It is important to realize that guarding the eyes is not just "Tool 3", but rather it's the cornerstone of all the tools. Without guarding our eyes, we continue to lust and feed the addiction, and no matter what other steps we may take, we are still acting like an alcoholic who takes small sips of whiskey to get his high. We have to learn to let go of lust and not allow ourselves to have that "first drink". There is no "drinking like a gentleman" for an alcoholic, and neither is there for us. Once we taste it a little, we are easily drawn back in and will often lose control.
Although we present this tool in the very beginning, guarding our eyes applies throughout all the tools. Even those who are more seriously addicted and are working already with the advanced tools of this Handbook will still need to guard their eyes. True "lust addicts" do not have control in this area. No matter how many years they manage to stay clean and no matter what steps they may have taken, if they are faced head-on with lust, they will feel powerless. We have an “allergy” to lust, and as the saying goes: "Once an addict, always an addict". As scary as this may seem, it really is not so bad. People who have a deficiency of iron in their body, even if it's a chronic condition, can still lead perfectly normal lives as long as they take their daily iron pill.
With the 12 Steps (Tool 15-16 below) we learn how to admit powerlessness and surrender our lust to Hashem. By following the steps of this Handbook, we can learn to keep the addiction completely in check, and lead happy and fulfilling lives. But we must never let our guard down. The number one symptom of this disease is that when we are faced head-on with lust, we cannot help lusting. And that is why the very first practical tool in recovering from lust addiction is to guard our eyes and avoid lust as much as possible.
It's a Process
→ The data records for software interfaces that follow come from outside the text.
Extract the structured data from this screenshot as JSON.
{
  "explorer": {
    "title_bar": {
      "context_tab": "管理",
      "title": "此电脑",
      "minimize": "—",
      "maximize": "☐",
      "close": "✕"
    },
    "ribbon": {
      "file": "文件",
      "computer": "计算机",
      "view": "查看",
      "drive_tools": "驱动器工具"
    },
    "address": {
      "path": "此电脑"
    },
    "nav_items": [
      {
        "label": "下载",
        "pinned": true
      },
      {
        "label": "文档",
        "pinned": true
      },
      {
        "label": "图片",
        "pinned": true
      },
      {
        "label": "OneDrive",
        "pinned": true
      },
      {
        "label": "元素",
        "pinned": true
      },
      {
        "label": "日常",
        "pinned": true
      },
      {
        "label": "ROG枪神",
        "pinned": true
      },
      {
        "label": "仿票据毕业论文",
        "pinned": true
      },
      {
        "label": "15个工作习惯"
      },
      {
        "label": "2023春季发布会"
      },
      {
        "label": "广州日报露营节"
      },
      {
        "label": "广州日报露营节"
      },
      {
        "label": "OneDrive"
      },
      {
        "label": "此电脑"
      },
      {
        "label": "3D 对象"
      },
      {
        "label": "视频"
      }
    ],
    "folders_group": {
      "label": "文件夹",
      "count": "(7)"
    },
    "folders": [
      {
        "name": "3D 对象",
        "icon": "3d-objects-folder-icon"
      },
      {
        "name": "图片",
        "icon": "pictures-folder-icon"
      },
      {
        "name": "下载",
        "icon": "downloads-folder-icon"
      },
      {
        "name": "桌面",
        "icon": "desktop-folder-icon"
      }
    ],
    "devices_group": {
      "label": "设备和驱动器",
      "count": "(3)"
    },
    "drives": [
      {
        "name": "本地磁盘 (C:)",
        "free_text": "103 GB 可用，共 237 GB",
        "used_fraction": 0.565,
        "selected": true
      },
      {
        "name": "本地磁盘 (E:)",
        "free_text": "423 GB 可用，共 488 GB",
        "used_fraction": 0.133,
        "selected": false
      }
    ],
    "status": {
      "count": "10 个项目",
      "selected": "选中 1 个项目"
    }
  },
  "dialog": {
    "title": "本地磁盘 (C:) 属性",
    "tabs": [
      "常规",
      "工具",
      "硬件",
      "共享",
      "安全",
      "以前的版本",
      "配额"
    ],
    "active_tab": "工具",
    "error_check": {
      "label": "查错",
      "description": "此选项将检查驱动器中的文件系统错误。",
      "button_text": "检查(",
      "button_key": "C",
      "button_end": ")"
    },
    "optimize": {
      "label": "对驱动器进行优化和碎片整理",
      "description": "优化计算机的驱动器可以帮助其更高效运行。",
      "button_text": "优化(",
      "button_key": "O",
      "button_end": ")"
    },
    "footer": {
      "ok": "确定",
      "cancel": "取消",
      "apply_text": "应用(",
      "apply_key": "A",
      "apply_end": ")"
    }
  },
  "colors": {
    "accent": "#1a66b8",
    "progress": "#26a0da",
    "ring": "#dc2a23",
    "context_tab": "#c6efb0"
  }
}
As we discussed, guarding our eyes is the starting point, middle point, and the final frontier of this struggle. Even when we have already learned to control the more seriously damaging addictive behaviors, we may still find that it takes us yet another few years to learn how to fully surrender our lusting to Hashem and gain complete control over our eyes. So don't get discouraged if you break free of the inappropriate behaviors but still find it difficult to guard your eyes on the street. It is a process. But if we stay determined to get our lives and priorities back on track, we will see progress in this area, slowly but surely. And we must progress. Staying in the same place keeps us vulnerable to relapse, and if we don't try to move forward a little every day in learning how to guard our eyes, we will remain susceptible to being drawn back into the harmful addictive behaviors as well.